Instructions for the task:
The result should be a faithful copy of every entry below, with the pictures left out.

Dataset rows describing interfaces:
┌──

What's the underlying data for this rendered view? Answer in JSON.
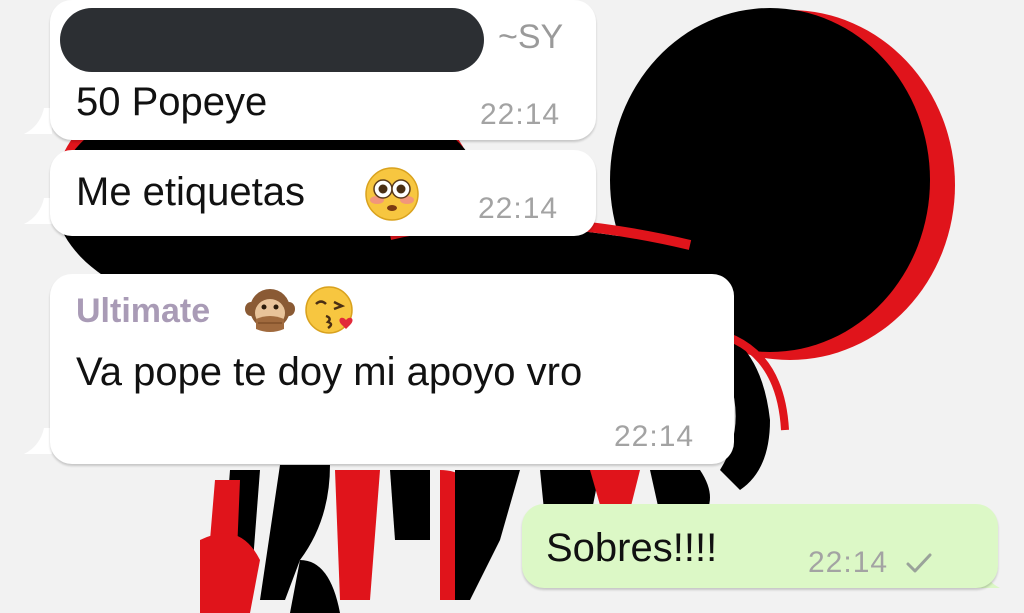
{
  "chat": {
    "messages": [
      {
        "direction": "incoming",
        "sender_tag": "~SY",
        "sender_name_redacted": true,
        "text": "50 Popeye",
        "time": "22:14"
      },
      {
        "direction": "incoming",
        "text": "Me etiquetas",
        "emoji": "flushed-face-icon",
        "time": "22:14"
      },
      {
        "direction": "incoming",
        "sender_name": "Ultimate",
        "sender_emojis": [
          "speak-no-evil-monkey-icon",
          "face-blowing-kiss-icon"
        ],
        "text": "Va pope te doy mi apoyo vro",
        "time": "22:14"
      },
      {
        "direction": "outgoing",
        "text": "Sobres!!!!",
        "time": "22:14",
        "status": "sent-check-icon"
      }
    ]
  },
  "colors": {
    "incoming_bubble": "#ffffff",
    "outgoing_bubble": "#dcf8c6",
    "sender_name": "#a99bb6",
    "timestamp": "#a3a3a3",
    "wallpaper_red": "#e0141b",
    "wallpaper_black": "#000000"
  }
}
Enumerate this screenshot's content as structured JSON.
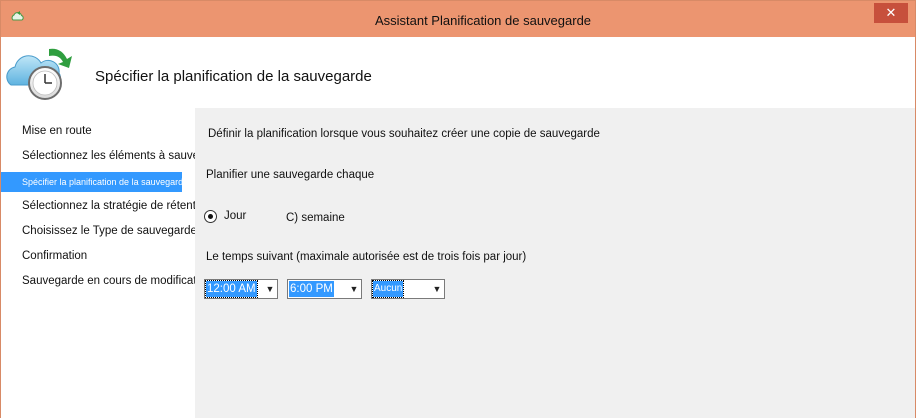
{
  "window": {
    "title": "Assistant Planification de sauvegarde",
    "close_glyph": "✕"
  },
  "header": {
    "title": "Spécifier la planification de la sauvegarde",
    "icon": "cloud-clock-backup-icon"
  },
  "sidebar": {
    "steps": [
      {
        "label": "Mise en route"
      },
      {
        "label": "Sélectionnez les éléments à sauvegarder"
      },
      {
        "label": "Spécifier la planification de la sauvegarde"
      },
      {
        "label": "Sélectionnez la stratégie de rétention"
      },
      {
        "label": "Choisissez le Type de sauvegarde Initial"
      },
      {
        "label": "Confirmation"
      },
      {
        "label": "Sauvegarde en cours de modification"
      }
    ],
    "active_index": 2
  },
  "main": {
    "intro": "Définir la planification lorsque vous souhaitez créer une copie de sauvegarde",
    "schedule_label": "Planifier une sauvegarde chaque",
    "options": [
      {
        "label": "Jour",
        "selected": true
      },
      {
        "label": "C) semaine",
        "selected": false
      }
    ],
    "times_label": "Le temps suivant (maximale autorisée est de trois fois par jour)",
    "time_selects": [
      {
        "value": "12:00 AM"
      },
      {
        "value": "6:00 PM"
      },
      {
        "value": "Aucun"
      }
    ]
  },
  "colors": {
    "titlebar": "#ec9570",
    "close": "#c7503c",
    "selection": "#3399ff"
  }
}
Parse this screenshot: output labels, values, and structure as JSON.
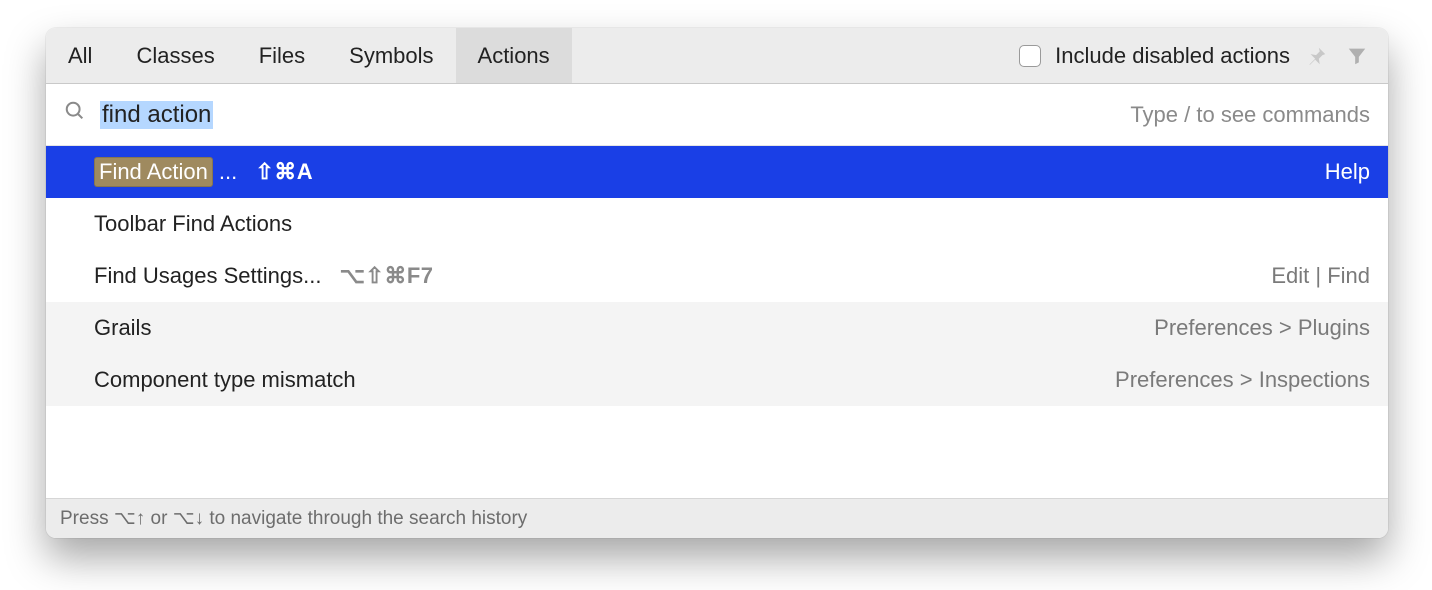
{
  "tabs": {
    "0": "All",
    "1": "Classes",
    "2": "Files",
    "3": "Symbols",
    "4": "Actions"
  },
  "include_disabled_label": "Include disabled actions",
  "search": {
    "query": "find action",
    "hint": "Type / to see commands"
  },
  "results": {
    "0": {
      "label_highlight": "Find Action",
      "label_suffix": "...",
      "shortcut": "⇧⌘A",
      "location": "Help"
    },
    "1": {
      "label": "Toolbar Find Actions",
      "location": ""
    },
    "2": {
      "label": "Find Usages Settings...",
      "shortcut": "⌥⇧⌘F7",
      "location": "Edit | Find"
    },
    "3": {
      "label": "Grails",
      "location": "Preferences > Plugins"
    },
    "4": {
      "label": "Component type mismatch",
      "location": "Preferences > Inspections"
    }
  },
  "footer": "Press ⌥↑ or ⌥↓ to navigate through the search history"
}
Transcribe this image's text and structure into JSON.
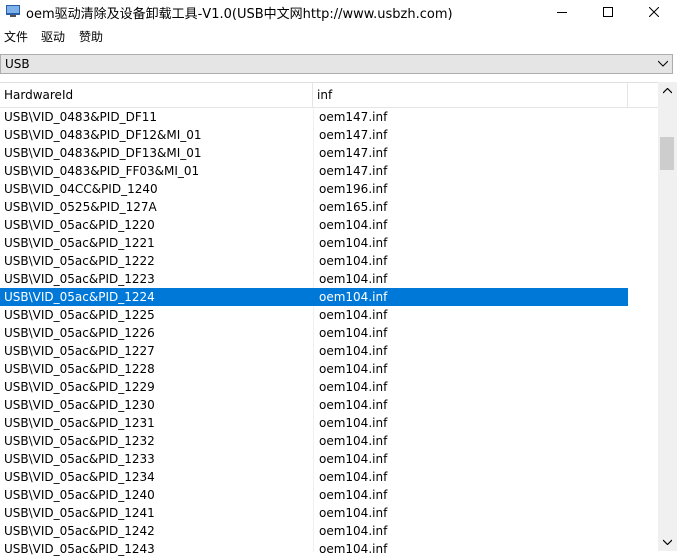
{
  "window": {
    "title": "oem驱动清除及设备卸载工具-V1.0(USB中文网http://www.usbzh.com)",
    "minimize_icon": "minimize-icon",
    "maximize_icon": "maximize-icon",
    "close_icon": "close-icon"
  },
  "menu": {
    "file": "文件",
    "driver": "驱动",
    "donate": "赞助"
  },
  "filter": {
    "selected": "USB"
  },
  "table": {
    "columns": [
      "HardwareId",
      "inf"
    ],
    "rows": [
      [
        "USB\\VID_0483&PID_DF11",
        "oem147.inf"
      ],
      [
        "USB\\VID_0483&PID_DF12&MI_01",
        "oem147.inf"
      ],
      [
        "USB\\VID_0483&PID_DF13&MI_01",
        "oem147.inf"
      ],
      [
        "USB\\VID_0483&PID_FF03&MI_01",
        "oem147.inf"
      ],
      [
        "USB\\VID_04CC&PID_1240",
        "oem196.inf"
      ],
      [
        "USB\\VID_0525&PID_127A",
        "oem165.inf"
      ],
      [
        "USB\\VID_05ac&PID_1220",
        "oem104.inf"
      ],
      [
        "USB\\VID_05ac&PID_1221",
        "oem104.inf"
      ],
      [
        "USB\\VID_05ac&PID_1222",
        "oem104.inf"
      ],
      [
        "USB\\VID_05ac&PID_1223",
        "oem104.inf"
      ],
      [
        "USB\\VID_05ac&PID_1224",
        "oem104.inf"
      ],
      [
        "USB\\VID_05ac&PID_1225",
        "oem104.inf"
      ],
      [
        "USB\\VID_05ac&PID_1226",
        "oem104.inf"
      ],
      [
        "USB\\VID_05ac&PID_1227",
        "oem104.inf"
      ],
      [
        "USB\\VID_05ac&PID_1228",
        "oem104.inf"
      ],
      [
        "USB\\VID_05ac&PID_1229",
        "oem104.inf"
      ],
      [
        "USB\\VID_05ac&PID_1230",
        "oem104.inf"
      ],
      [
        "USB\\VID_05ac&PID_1231",
        "oem104.inf"
      ],
      [
        "USB\\VID_05ac&PID_1232",
        "oem104.inf"
      ],
      [
        "USB\\VID_05ac&PID_1233",
        "oem104.inf"
      ],
      [
        "USB\\VID_05ac&PID_1234",
        "oem104.inf"
      ],
      [
        "USB\\VID_05ac&PID_1240",
        "oem104.inf"
      ],
      [
        "USB\\VID_05ac&PID_1241",
        "oem104.inf"
      ],
      [
        "USB\\VID_05ac&PID_1242",
        "oem104.inf"
      ],
      [
        "USB\\VID_05ac&PID_1243",
        "oem104.inf"
      ]
    ],
    "selected_index": 10
  },
  "colors": {
    "selection": "#0078d7"
  }
}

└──

Answer for the task:
What's the underlying data for this rendered view? Answer in JSON.
{
  "chat": {
    "messages": [
      {
        "direction": "incoming",
        "sender_tag": "~SY",
        "sender_name_redacted": true,
        "text": "50 Popeye",
        "time": "22:14"
      },
      {
        "direction": "incoming",
        "text": "Me etiquetas",
        "emoji": "flushed-face-icon",
        "time": "22:14"
      },
      {
        "direction": "incoming",
        "sender_name": "Ultimate",
        "sender_emojis": [
          "speak-no-evil-monkey-icon",
          "face-blowing-kiss-icon"
        ],
        "text": "Va pope te doy mi apoyo vro",
        "time": "22:14"
      },
      {
        "direction": "outgoing",
        "text": "Sobres!!!!",
        "time": "22:14",
        "status": "sent-check-icon"
      }
    ]
  },
  "colors": {
    "incoming_bubble": "#ffffff",
    "outgoing_bubble": "#dcf8c6",
    "sender_name": "#a99bb6",
    "timestamp": "#a3a3a3",
    "wallpaper_red": "#e0141b",
    "wallpaper_black": "#000000"
  }
}
Enumerate this screenshot's content as structured JSON.
{
  "window": {
    "title": "Assistant Planification de sauvegarde",
    "close_glyph": "✕"
  },
  "header": {
    "title": "Spécifier la planification de la sauvegarde",
    "icon": "cloud-clock-backup-icon"
  },
  "sidebar": {
    "steps": [
      {
        "label": "Mise en route"
      },
      {
        "label": "Sélectionnez les éléments à sauvegarder"
      },
      {
        "label": "Spécifier la planification de la sauvegarde"
      },
      {
        "label": "Sélectionnez la stratégie de rétention"
      },
      {
        "label": "Choisissez le Type de sauvegarde Initial"
      },
      {
        "label": "Confirmation"
      },
      {
        "label": "Sauvegarde en cours de modification"
      }
    ],
    "active_index": 2
  },
  "main": {
    "intro": "Définir la planification lorsque vous souhaitez créer une copie de sauvegarde",
    "schedule_label": "Planifier une sauvegarde chaque",
    "options": [
      {
        "label": "Jour",
        "selected": true
      },
      {
        "label": "C) semaine",
        "selected": false
      }
    ],
    "times_label": "Le temps suivant (maximale autorisée est de trois fois par jour)",
    "time_selects": [
      {
        "value": "12:00 AM"
      },
      {
        "value": "6:00 PM"
      },
      {
        "value": "Aucun"
      }
    ]
  },
  "colors": {
    "titlebar": "#ec9570",
    "close": "#c7503c",
    "selection": "#3399ff"
  }
}
Parse this screenshot: output labels, values, and structure as JSON.
{
  "tabs": {
    "0": "All",
    "1": "Classes",
    "2": "Files",
    "3": "Symbols",
    "4": "Actions"
  },
  "include_disabled_label": "Include disabled actions",
  "search": {
    "query": "find action",
    "hint": "Type / to see commands"
  },
  "results": {
    "0": {
      "label_highlight": "Find Action",
      "label_suffix": "...",
      "shortcut": "⇧⌘A",
      "location": "Help"
    },
    "1": {
      "label": "Toolbar Find Actions",
      "location": ""
    },
    "2": {
      "label": "Find Usages Settings...",
      "shortcut": "⌥⇧⌘F7",
      "location": "Edit | Find"
    },
    "3": {
      "label": "Grails",
      "location": "Preferences > Plugins"
    },
    "4": {
      "label": "Component type mismatch",
      "location": "Preferences > Inspections"
    }
  },
  "footer": "Press ⌥↑ or ⌥↓ to navigate through the search history"
}
Transcribe this image's text and structure into JSON.
{
  "window": {
    "title": "oem驱动清除及设备卸载工具-V1.0(USB中文网http://www.usbzh.com)",
    "minimize_icon": "minimize-icon",
    "maximize_icon": "maximize-icon",
    "close_icon": "close-icon"
  },
  "menu": {
    "file": "文件",
    "driver": "驱动",
    "donate": "赞助"
  },
  "filter": {
    "selected": "USB"
  },
  "table": {
    "columns": [
      "HardwareId",
      "inf"
    ],
    "rows": [
      [
        "USB\\VID_0483&PID_DF11",
        "oem147.inf"
      ],
      [
        "USB\\VID_0483&PID_DF12&MI_01",
        "oem147.inf"
      ],
      [
        "USB\\VID_0483&PID_DF13&MI_01",
        "oem147.inf"
      ],
      [
        "USB\\VID_0483&PID_FF03&MI_01",
        "oem147.inf"
      ],
      [
        "USB\\VID_04CC&PID_1240",
        "oem196.inf"
      ],
      [
        "USB\\VID_0525&PID_127A",
        "oem165.inf"
      ],
      [
        "USB\\VID_05ac&PID_1220",
        "oem104.inf"
      ],
      [
        "USB\\VID_05ac&PID_1221",
        "oem104.inf"
      ],
      [
        "USB\\VID_05ac&PID_1222",
        "oem104.inf"
      ],
      [
        "USB\\VID_05ac&PID_1223",
        "oem104.inf"
      ],
      [
        "USB\\VID_05ac&PID_1224",
        "oem104.inf"
      ],
      [
        "USB\\VID_05ac&PID_1225",
        "oem104.inf"
      ],
      [
        "USB\\VID_05ac&PID_1226",
        "oem104.inf"
      ],
      [
        "USB\\VID_05ac&PID_1227",
        "oem104.inf"
      ],
      [
        "USB\\VID_05ac&PID_1228",
        "oem104.inf"
      ],
      [
        "USB\\VID_05ac&PID_1229",
        "oem104.inf"
      ],
      [
        "USB\\VID_05ac&PID_1230",
        "oem104.inf"
      ],
      [
        "USB\\VID_05ac&PID_1231",
        "oem104.inf"
      ],
      [
        "USB\\VID_05ac&PID_1232",
        "oem104.inf"
      ],
      [
        "USB\\VID_05ac&PID_1233",
        "oem104.inf"
      ],
      [
        "USB\\VID_05ac&PID_1234",
        "oem104.inf"
      ],
      [
        "USB\\VID_05ac&PID_1240",
        "oem104.inf"
      ],
      [
        "USB\\VID_05ac&PID_1241",
        "oem104.inf"
      ],
      [
        "USB\\VID_05ac&PID_1242",
        "oem104.inf"
      ],
      [
        "USB\\VID_05ac&PID_1243",
        "oem104.inf"
      ]
    ],
    "selected_index": 10
  },
  "colors": {
    "selection": "#0078d7"
  }
}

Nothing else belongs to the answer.